"Bully" is an important documentary that everyone should see. In this documentary, a couple of children and their families are followed as they share the pain that is caused from bullying.

Bullying is widespread and underreported. Statistics from 2008-2009 School Crime Supplement showed that only about a third of all cases are even reported. Many times children don't tell adults because they feel helpless and humiliated, and fear being seen as weak for telling. Also, there is a fear that adults won't believe them, or no that one will understand, or that the adults will do nothing. There can also be a fear that the kid who is bullying will make things worse for them.

Bullying is intentional aggressive behavior that involves power and control. Usually it happens over and over in the form of hitting, punching, teasing or name-calling. The newest form of bullying is sending negative cyber messages/texts either to or about someone, more commonly known as cyber-bullying.

There are warning signs that a child is being bullied:

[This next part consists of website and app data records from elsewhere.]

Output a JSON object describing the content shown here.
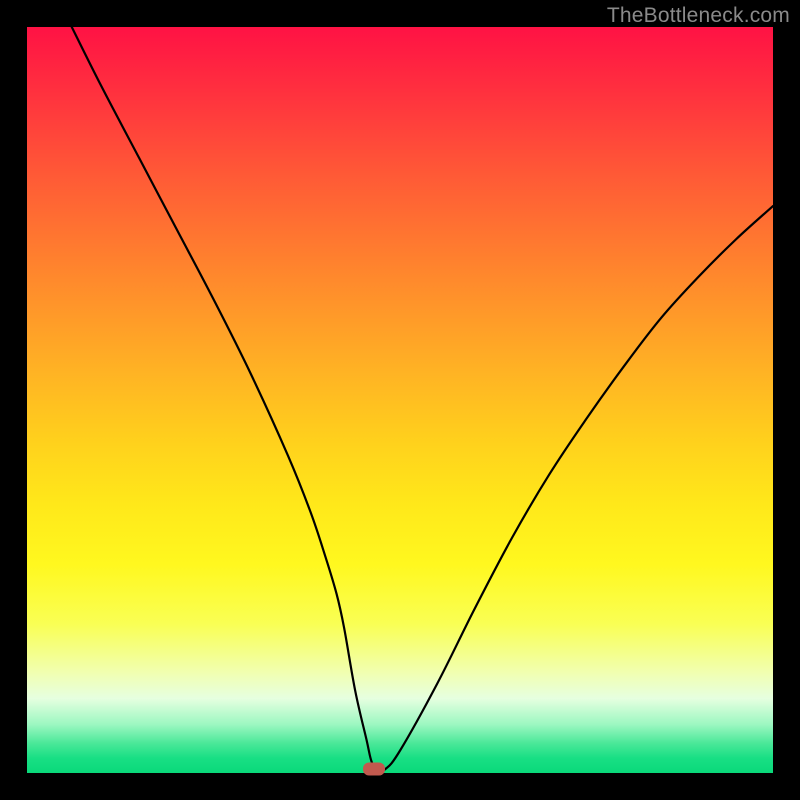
{
  "watermark": "TheBottleneck.com",
  "chart_data": {
    "type": "line",
    "title": "",
    "xlabel": "",
    "ylabel": "",
    "xlim": [
      0,
      100
    ],
    "ylim": [
      0,
      100
    ],
    "grid": false,
    "legend": false,
    "series": [
      {
        "name": "curve",
        "x": [
          6,
          10,
          15,
          20,
          25,
          30,
          35,
          38,
          40,
          41.5,
          42.5,
          44,
          45.5,
          46.2,
          47,
          48,
          50,
          55,
          60,
          65,
          70,
          75,
          80,
          85,
          90,
          95,
          100
        ],
        "values": [
          100,
          92,
          82.5,
          73,
          63.5,
          53.5,
          42.5,
          35,
          29,
          24,
          19.5,
          11,
          4.5,
          1.5,
          0.5,
          0.5,
          3,
          12,
          22,
          31.5,
          40,
          47.5,
          54.5,
          61,
          66.5,
          71.5,
          76
        ]
      }
    ],
    "marker": {
      "x": 46.5,
      "y": 0.5,
      "color": "#c1594e"
    },
    "background_gradient": {
      "top": "#ff1244",
      "mid": "#ffe81a",
      "bottom": "#0ad97a"
    }
  }
}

  • Comes home with torn, damaged, or missing pieces of clothing, books, electronics, jewelry or other belongings.
  • Has unexplained injuries such as: cuts, bruises, and scratches.
  • Has few, if any friends, with whom he or she spends time.
  • Seems afraid of going to school, walking to and from school, riding the school bus, or taking part in organized activities with peers (such as clubs).
  • Takes a long, "illogical" route when walking to or from school.
  • Has lost interest in schoolwork, or suddenly begins to do poorly in school, or not wanting to go to school.
  • Appears sad, moody, teary, or depressed when he or she comes home.
  • Complains frequently of headaches, stomachaches, feeling sick often or faking illness.
  • Has trouble sleeping or has frequent bad dreams or nightmares.
  • Experiences a loss of appetite.
  • Appears anxious and suffers from low self-esteem.
  • Changes in eating habits, like suddenly skipping meals or binge eating. Kids may come home from school hungry because they did not eat lunch because it was stolen from them.
  • Feelings of helplessness or decreased self-esteem.
  • Self-destructive behaviors such as running away from home, harming themselves, "cutting," or talking about suicide.

Many of these symptoms can also be found in clients who suffer from PTSD. From a trauma perspective, bullying fits right into this category.

Trauma is anything that someone experiences that they can’t process or digest. They feel stuck somehow. Classic PTSD symptoms:

  • hard to concentrate
  • eating problems
  • feeling on edge
  • hopelessness
  • headaches
  • loss of interest
  • nightmares
  • social withdrawal
  • stress and anxiety

As a society, we have to help stop the epidemic of bullying so that children can stop being traumatized. It will take a village to stop this and recognize the problem. The "Bully" documentary is a great beginning, and more dialogue needs to occur so that action can be taken.

Sometimes bullying can be so severe it can lead a child to take his/her own life, or even the life of others.  This seems incomprehensible.

If a child has been bullied, it might be beneficial for him/her to get EMDR treatment. EMDR has helped millions of people who suffer from trauma to heal and move on their lives. There are wonderful EMDR therapists across the country. Find someone who has been fully trained.

Look in the Learning Center to see if EMDR is right for you or your child.

 

For more information on the "Bully" documentary, visit "The Bully Project" website:
http://www.thebullyproject.com/

 

Author's Bio: 

Barb Maiberger, MA, LPC is the author of “EMDR Essentials: A Guide for Clients and Therapists”. She teaches therapists EMDR as an integrative trauma therapy through weekend trainings and consultation. Barb is a Licensed Professional Counselor in the State of Colorado and has a Masters degree in Somatic Psychology. She is an EMDRIA Approved  Provider of the EMDR Basic Training and Consultant. Barb’s knowledge, experience, keen sense of empathy, and a strong presence have motivated hundreds of therapists to incorporate EMDR into their practices.